The Vikings not only drafted Patterson in the first round in 2013, it cost them extra draft picks to move back into the round to make the pick.
Now, with the 2014 season recently concluded, there isn’t anyone who would say Patterson is Johnson’s equal as a receiver. Not … even … close.
He can still get there. But it’s up to him. He turns 24 on March 17 and, hopefully, there’s a sense of urgency because if he doesn’t apply himself to his trade this offseason, the Vikings’ patience with him will expire at this time next season.
“It’s frustrating for him; it’s frustrating for all of us,” Turner said. “We’ve talked a lot about what we need to do, what he needs to do. But a big part of it for him is understanding how detailed and how hard this is to be a receiver in this league. And then he’s got to put the work in.”
Meanwhile, Johnson turns 26 on Feb. 27 and, unlike the feeling for Patterson, the assumption by the team is Johnson will continue to improve. In just 12 games (six starts) this season, Johnson finished third in receiving yards (475) on 31 catches as he morphed from “who’s that guy?” to “he’s the No. 1 receiver on the team.” Johnson’s two touchdown receptions tied for second on the team, while his 15.3 average per catch was No. 1 among players with more than nine catches.

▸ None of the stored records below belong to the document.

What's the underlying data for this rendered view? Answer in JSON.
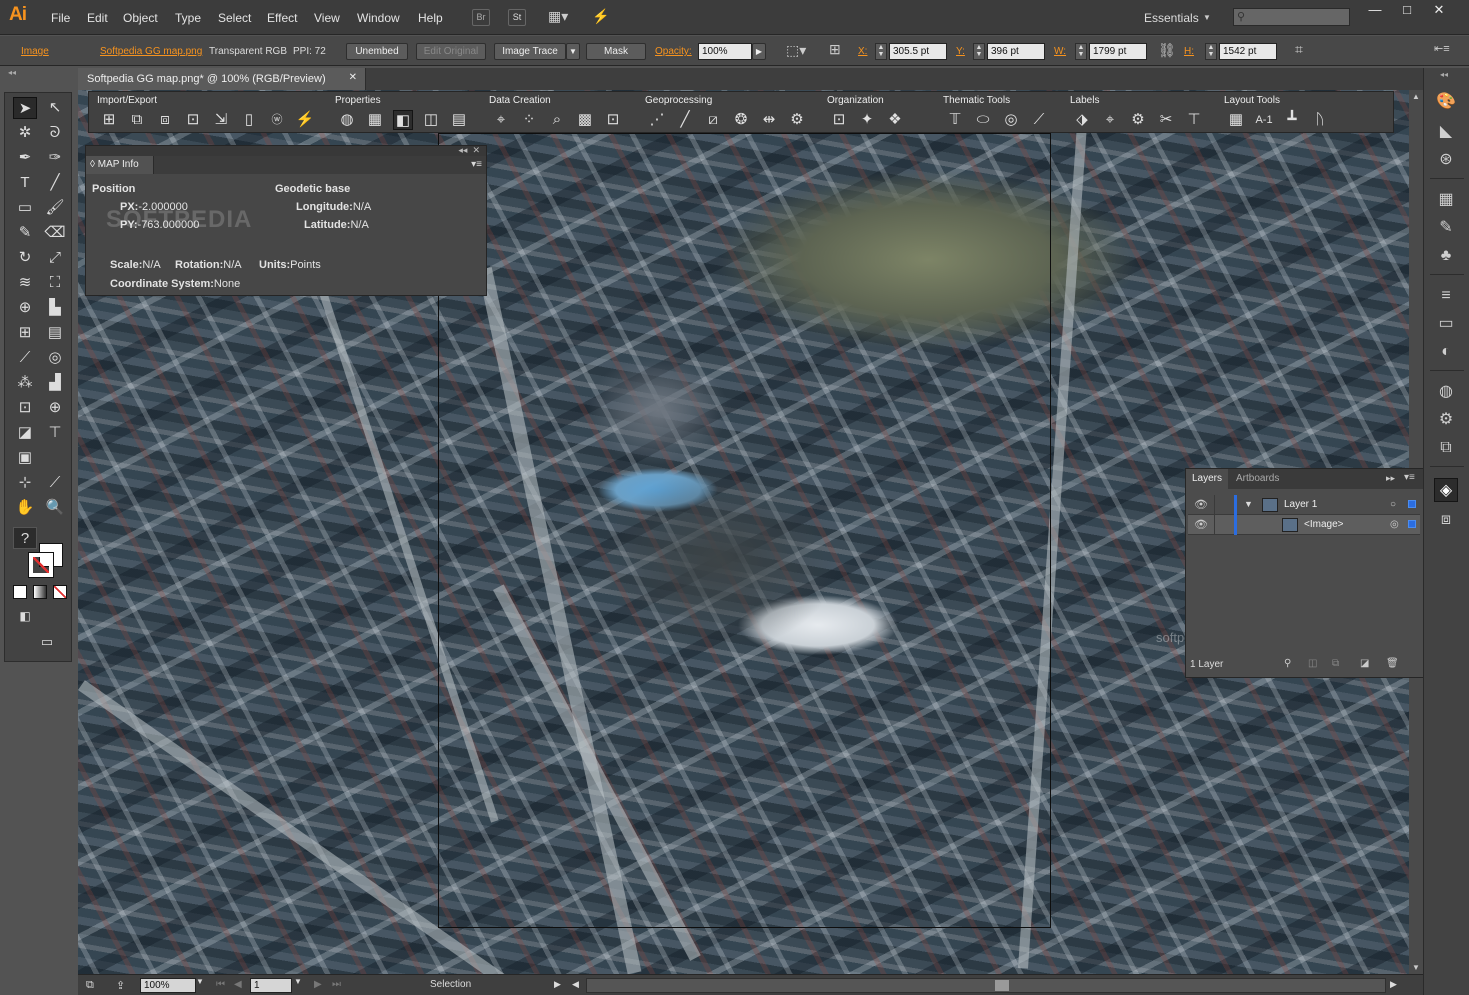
{
  "app": {
    "logo": "Ai"
  },
  "menu": [
    "File",
    "Edit",
    "Object",
    "Type",
    "Select",
    "Effect",
    "View",
    "Window",
    "Help"
  ],
  "menubar_buttons": {
    "bridge": "Br",
    "stock": "St"
  },
  "workspace": "Essentials",
  "window_controls": {
    "minimize": "—",
    "maximize": "□",
    "close": "✕"
  },
  "control_bar": {
    "selection_type": "Image",
    "file_link": "Softpedia GG map.png",
    "color_mode": "Transparent RGB",
    "ppi": "PPI: 72",
    "unembed": "Unembed",
    "edit_original": "Edit Original",
    "image_trace": "Image Trace",
    "mask": "Mask",
    "opacity_label": "Opacity:",
    "opacity_value": "100%",
    "x_label": "X:",
    "x_value": "305.5 pt",
    "y_label": "Y:",
    "y_value": "396 pt",
    "w_label": "W:",
    "w_value": "1799 pt",
    "h_label": "H:",
    "h_value": "1542 pt"
  },
  "document_tab": {
    "title": "Softpedia GG map.png* @ 100% (RGB/Preview)",
    "close": "✕"
  },
  "map_toolbar": {
    "groups": [
      {
        "label": "Import/Export"
      },
      {
        "label": "Properties"
      },
      {
        "label": "Data Creation"
      },
      {
        "label": "Geoprocessing"
      },
      {
        "label": "Organization"
      },
      {
        "label": "Thematic Tools"
      },
      {
        "label": "Labels"
      },
      {
        "label": "Layout Tools"
      }
    ]
  },
  "map_info": {
    "tab": "MAP Info",
    "position_label": "Position",
    "px_label": "PX:",
    "px_value": "-2.000000",
    "py_label": "PY:",
    "py_value": "-763.000000",
    "geodetic_label": "Geodetic base",
    "longitude_label": "Longitude:",
    "longitude_value": "N/A",
    "latitude_label": "Latitude:",
    "latitude_value": "N/A",
    "scale_label": "Scale:",
    "scale_value": "N/A",
    "rotation_label": "Rotation:",
    "rotation_value": "N/A",
    "units_label": "Units:",
    "units_value": "Points",
    "coord_label": "Coordinate System:",
    "coord_value": "None",
    "watermark": "SOFTPEDIA"
  },
  "layers_panel": {
    "tabs": [
      "Layers",
      "Artboards"
    ],
    "rows": [
      {
        "name": "Layer 1"
      },
      {
        "name": "<Image>"
      }
    ],
    "footer": "1 Layer"
  },
  "status_bar": {
    "zoom": "100%",
    "artboard_number": "1",
    "status_text": "Selection"
  },
  "canvas_watermark": "softpedia",
  "colors": {
    "accent": "#f7931e",
    "selection": "#2b6de0",
    "ui_bg": "#535353"
  }
}
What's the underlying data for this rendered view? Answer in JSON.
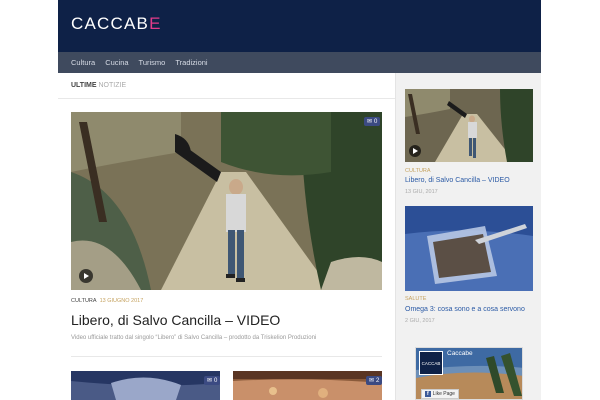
{
  "site": {
    "logo_text": "CACCAB",
    "logo_accent": "E",
    "brand_color": "#0e2147",
    "accent_color": "#e23b8a"
  },
  "nav": {
    "items": [
      {
        "label": "Cultura"
      },
      {
        "label": "Cucina"
      },
      {
        "label": "Turismo"
      },
      {
        "label": "Tradizioni"
      }
    ]
  },
  "main": {
    "section_bold": "ULTIME",
    "section_light": "NOTIZIE",
    "featured": {
      "comments": "0",
      "category": "CULTURA",
      "date": "13 GIUGNO 2017",
      "title": "Libero, di Salvo Cancilla – VIDEO",
      "excerpt": "Video ufficiale tratto dal singolo “Libero” di Salvo Cancilla – prodotto da Triskelion Produzioni"
    },
    "grid": [
      {
        "comments": "0"
      },
      {
        "comments": "2"
      }
    ]
  },
  "sidebar": {
    "posts": [
      {
        "category": "CULTURA",
        "title": "Libero, di Salvo Cancilla – VIDEO",
        "date": "13 GIU, 2017"
      },
      {
        "category": "SALUTE",
        "title": "Omega 3: cosa sono e a cosa servono",
        "date": "2 GIU, 2017"
      }
    ],
    "facebook": {
      "page_name": "Caccabe",
      "logo_text": "CACCAB",
      "like_label": "Like Page",
      "like_icon": "facebook-f-icon"
    }
  }
}
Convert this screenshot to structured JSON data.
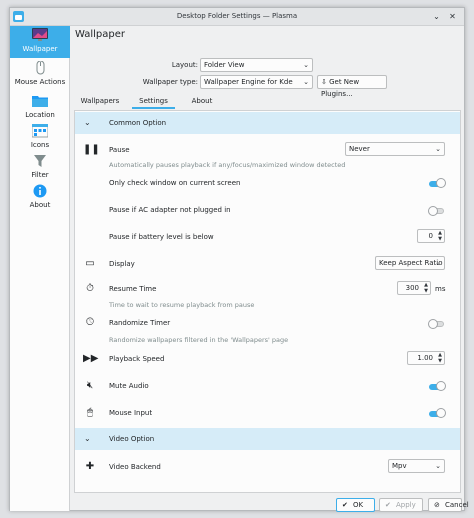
{
  "window": {
    "title": "Desktop Folder Settings — Plasma"
  },
  "sidebar": {
    "items": [
      {
        "label": "Wallpaper"
      },
      {
        "label": "Mouse Actions"
      },
      {
        "label": "Location"
      },
      {
        "label": "Icons"
      },
      {
        "label": "Filter"
      },
      {
        "label": "About"
      }
    ]
  },
  "page": {
    "title": "Wallpaper",
    "layout_label": "Layout:",
    "layout_value": "Folder View",
    "wallpaper_type_label": "Wallpaper type:",
    "wallpaper_type_value": "Wallpaper Engine for Kde",
    "get_plugins_label": "Get New Plugins..."
  },
  "tabs": [
    {
      "label": "Wallpapers"
    },
    {
      "label": "Settings"
    },
    {
      "label": "About"
    }
  ],
  "settings": {
    "common_section": "Common Option",
    "pause_label": "Pause",
    "pause_value": "Never",
    "pause_hint": "Automatically pauses playback if any/focus/maximized window detected",
    "only_check_label": "Only check window on current screen",
    "pause_ac_label": "Pause if AC adapter not plugged in",
    "pause_battery_label": "Pause if battery level is below",
    "pause_battery_value": "0",
    "display_label": "Display",
    "display_value": "Keep Aspect Ratio",
    "resume_time_label": "Resume Time",
    "resume_time_value": "300",
    "resume_time_unit": "ms",
    "resume_hint": "Time to wait to resume playback from pause",
    "randomize_label": "Randomize Timer",
    "randomize_hint": "Randomize wallpapers filtered in the 'Wallpapers' page",
    "playback_speed_label": "Playback Speed",
    "playback_speed_value": "1.00",
    "mute_label": "Mute Audio",
    "mouse_input_label": "Mouse Input",
    "video_section": "Video Option",
    "video_backend_label": "Video Backend",
    "video_backend_value": "Mpv"
  },
  "footer": {
    "ok_label": "OK",
    "apply_label": "Apply",
    "cancel_label": "Cancel"
  },
  "colors": {
    "accent": "#3daee9",
    "section_bg": "#d6ecf8"
  }
}
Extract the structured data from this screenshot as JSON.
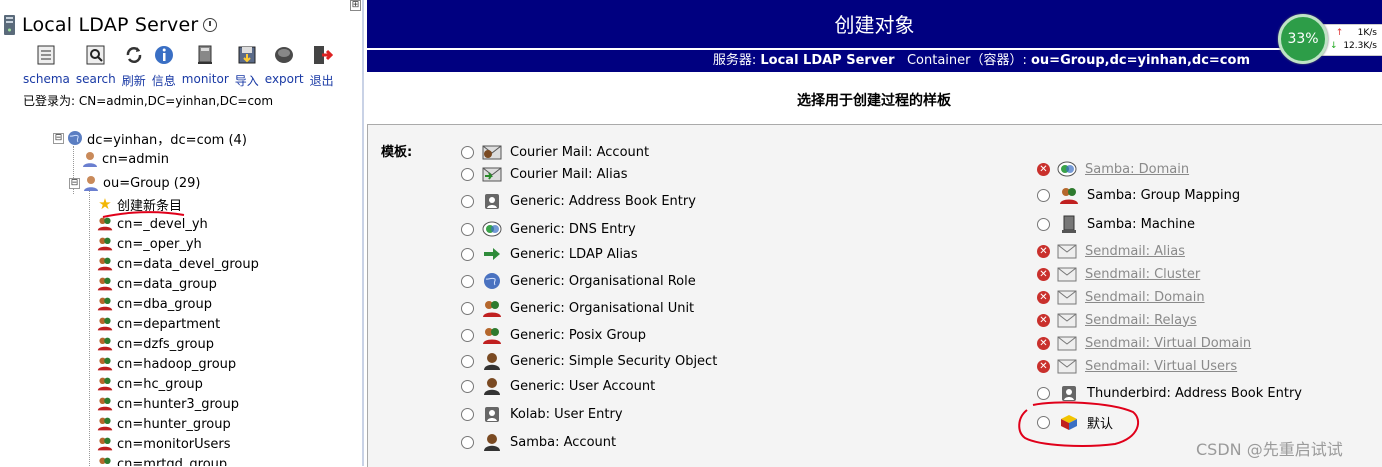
{
  "left": {
    "title": "Local LDAP Server",
    "collapse": "⊞",
    "toolbar": [
      {
        "label": "schema",
        "icon": "schema-icon"
      },
      {
        "label": "search",
        "icon": "search-icon"
      },
      {
        "label": "刷新",
        "icon": "refresh-icon"
      },
      {
        "label": "信息",
        "icon": "info-icon"
      },
      {
        "label": "monitor",
        "icon": "monitor-icon"
      },
      {
        "label": "导入",
        "icon": "import-icon"
      },
      {
        "label": "export",
        "icon": "export-icon"
      },
      {
        "label": "退出",
        "icon": "logout-icon"
      }
    ],
    "login": "已登录为: CN=admin,DC=yinhan,DC=com",
    "tree": {
      "root": {
        "label": "dc=yinhan，dc=com (4)",
        "toggle": "⊟"
      },
      "admin": "cn=admin",
      "group": {
        "label": "ou=Group (29)",
        "toggle": "⊟"
      },
      "create": "创建新条目",
      "groups": [
        "cn=_devel_yh",
        "cn=_oper_yh",
        "cn=data_devel_group",
        "cn=data_group",
        "cn=dba_group",
        "cn=department",
        "cn=dzfs_group",
        "cn=hadoop_group",
        "cn=hc_group",
        "cn=hunter3_group",
        "cn=hunter_group",
        "cn=monitorUsers",
        "cn=mrtqd_group"
      ]
    }
  },
  "right": {
    "header_title": "创建对象",
    "server_label": "服务器: ",
    "server_name": "Local LDAP Server",
    "container_label": "Container（容器）: ",
    "container_value": "ou=Group,dc=yinhan,dc=com",
    "subtitle": "选择用于创建过程的样板",
    "template_label": "模板:",
    "left_templates": [
      {
        "label": "Courier Mail: Account",
        "icon": "courier-account-icon"
      },
      {
        "label": "Courier Mail: Alias",
        "icon": "courier-alias-icon"
      },
      {
        "label": "Generic: Address Book Entry",
        "icon": "address-book-icon"
      },
      {
        "label": "Generic: DNS Entry",
        "icon": "dns-icon"
      },
      {
        "label": "Generic: LDAP Alias",
        "icon": "ldap-alias-icon"
      },
      {
        "label": "Generic: Organisational Role",
        "icon": "globe-icon"
      },
      {
        "label": "Generic: Organisational Unit",
        "icon": "ou-icon"
      },
      {
        "label": "Generic: Posix Group",
        "icon": "posix-group-icon"
      },
      {
        "label": "Generic: Simple Security Object",
        "icon": "user-icon"
      },
      {
        "label": "Generic: User Account",
        "icon": "user-icon"
      },
      {
        "label": "Kolab: User Entry",
        "icon": "address-book-icon"
      },
      {
        "label": "Samba: Account",
        "icon": "user-icon"
      }
    ],
    "right_templates": [
      {
        "label": "Samba: Domain",
        "icon": "dns-icon",
        "disabled": true
      },
      {
        "label": "Samba: Group Mapping",
        "icon": "posix-group-icon",
        "disabled": false
      },
      {
        "label": "Samba: Machine",
        "icon": "computer-icon",
        "disabled": false
      },
      {
        "label": "Sendmail: Alias",
        "icon": "mail-icon",
        "disabled": true
      },
      {
        "label": "Sendmail: Cluster",
        "icon": "mail-icon",
        "disabled": true
      },
      {
        "label": "Sendmail: Domain",
        "icon": "mail-icon",
        "disabled": true
      },
      {
        "label": "Sendmail: Relays",
        "icon": "mail-icon",
        "disabled": true
      },
      {
        "label": "Sendmail: Virtual Domain",
        "icon": "mail-icon",
        "disabled": true
      },
      {
        "label": "Sendmail: Virtual Users",
        "icon": "mail-icon",
        "disabled": true
      },
      {
        "label": "Thunderbird: Address Book Entry",
        "icon": "address-book-icon",
        "disabled": false
      },
      {
        "label": "默认",
        "icon": "default-object-icon",
        "disabled": false
      }
    ]
  },
  "widget": {
    "percent": "33%",
    "up": "1K/s",
    "down": "12.3K/s"
  },
  "watermark": "CSDN @先重启试试",
  "colors": {
    "header_bg": "#000080",
    "link": "#1a3aa5",
    "annotation": "#e0001a",
    "widget_green": "#2d9d48"
  }
}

When the Vikings lost Adrian Peterson after Week 1, they struggled for weeks without an offensive identity. Turner said it wasn’t until after the Nov. 16 Bears game that the Vikings established an identity with quarterback Teddy Bridgewater running a spread-it-out offense over the final six games.
“Part of that was we started playing Charles Johnson, which gave us a different guy on the outside to attack,” Turner said. “It created some differences in how people defended us. I think we became a much more efficient offensive football team and put ourselves in position to win games. We won some and there were some that a year from now, put in the same situation, we’ll be ready to handle it and be ready to win.”
In the six games after the first Bears game, the Vikings averaged 24 points and 342.5 yards per game. That’s about four more points and about 30 yards more than the team’s averages for the entire season.
In December, Bridgewater ranked first in the league in average yards per attempt (9.18), second in completion percentage (72.3) and fourth in passer rating (99.8). Meanwhile, the team ranked 12th in net yards and seventh in net passing in December.
Who knows if Patterson will pan out as a receiver. The Vikings, however, can no longer count on it happening. That increases Greg Jennings’ value, especially since he was establishing a chemistry with Bridgewater in the latter part of the season.
The team also will need to at least look at receiver high in the draft. And then there is the 6-2, 215-pounder who came out of nowhere to help them this season. A 6-2, 215-pounder who thinks he’ll be better a year from now.
“Next year will be my first year to actually get my first full year to play in the NFL and two years in a row of practicing and playing in the same system,” said Johnson, who was with Turner in Cleveland in 2013, but was rehabbing his knee the whole season. “Even Norv said the first season in this system is all right, but the second season is always better.”
Johnson also said he expects to be physically stronger and faster next season. And, remember, this was a guy who ran a 4.39 at the 2013 combine.
“I’m going to be a little bit more comfortable because I am coming off ACL surgery,” Johnson said. “I can say that I’m coming off ACL surgery and not fully confident in myself. training this offseason is going to be important for me. I look forward to it.”